Another series of projects in the lab, spearheaded by PhD student Mackenzie McKeown, employs a variety of research techniques to identify and address safety, health, and quality of life concerns for truckers in North America. McKeown is in the process of recruiting long-haul truck drivers for the first part of the study in which she will gather evidence about how objective indicators of health impact a driver’s performance on the road. The second part of her project involves surveying drivers about how to improve their experience on the road, particularly with regard to amenities offered at truck stops.
McKeown said drivers are constrained by their vehicle, their route, and the limitations of truck stops, all of which have the potential to impact their health and overall experience on the road. McKeown hopes her research will give a voice to the concerns of truckers. Crizzle is currently leading the development of an app that identifies resources for truckers including gas stations, hydrogen fuel cells, weigh stations, food, and parking spaces.
Linked to this research, the lab has also taken an active role in addressing the chronic shortage of long-haul truckers in Canada. New drivers are in constant demand as those already in the profession are compelled to work longer hours and take more routes to fill the needs of the market. Part of the issue is a gap in the availability of training for new drivers, so the DRSL recently partnered with the YWCA to train new female truck drivers entering the profession, using the commercial vehicle simulator.
One of the key mandates of the DRSL is to collect diverse data on driving safety. This involves some creativity and often demands national and international collaborations that have the potential to further the research interests of the lab. One such collaboration involves the implementation of a web application that collates electronic medical records (EMR) of drivers undergoing clinical assessments. The project includes occupational therapists in Saskatchewan, Ontario, and Quebec who have been able to streamline their intake process through the use of EMR and who are able to attend to vulnerable drivers more quickly.

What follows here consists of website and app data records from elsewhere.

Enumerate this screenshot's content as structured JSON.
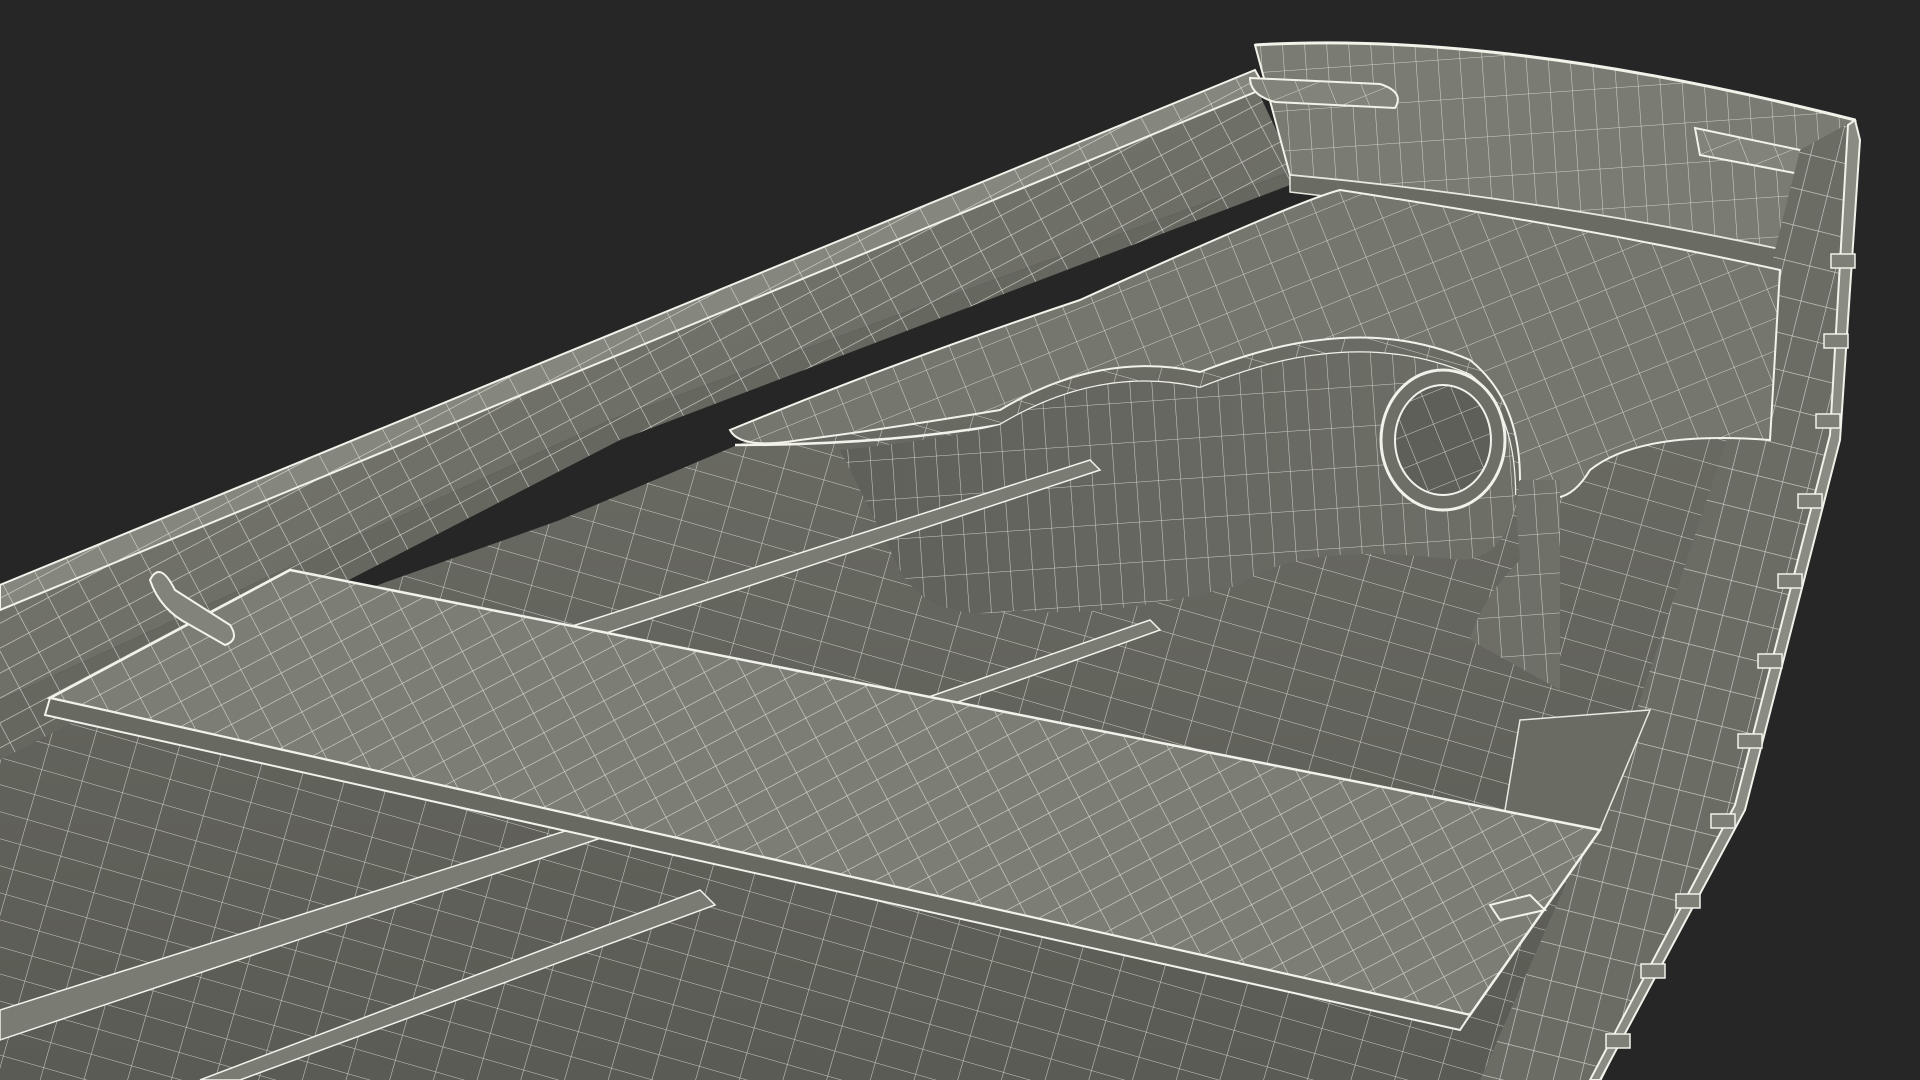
{
  "scene": {
    "subject": "rowboat-interior-wireframe",
    "background_color": "#262626",
    "surface_color": "#6e6f66",
    "surface_dark_color": "#55564f",
    "surface_light_color": "#7c7d74",
    "wire_color": "#e8e8e0",
    "edge_color": "#f2f2ea"
  }
}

Another collaboration involves the Thailand government, which wants to target high-risk intersections and test the impact of interventions on crash risk. The team at the DRSL uses computer modelling technology to construct a virtual model of the intersection, including moving traffic which can be used to collect data on how the structure of the intersection and the introduction of interventions impact crash risk. The data from these pursuits, in addition to all the other projects at the DRSL, build over time and can be used to influence traffic interventions and develop policies based on evidence.
As for the future of the DRSL, Crizzle envisions expanding the network and research possibilities of the lab through connections with local, municipal, and international governing bodies as well as industry partners who share the same vision–safe, efficient transport that serves everyone. The DRSL also hopes to receive future funding to add an autonomous vehicle featuring cutting-edge data collection capability, to the lab.
The Driving Research and Simulation Laboratory is currently recruiting:
- Young (non-licensed) learner drivers with at least some road experience
- Long-haul truck drivers from Canada
- Graduate students with a vision to tackle the next road safety challenges
Please contact Dr. Alexander Crizzle (PhD) at firstname.lastname@example.org or 306-966-2773.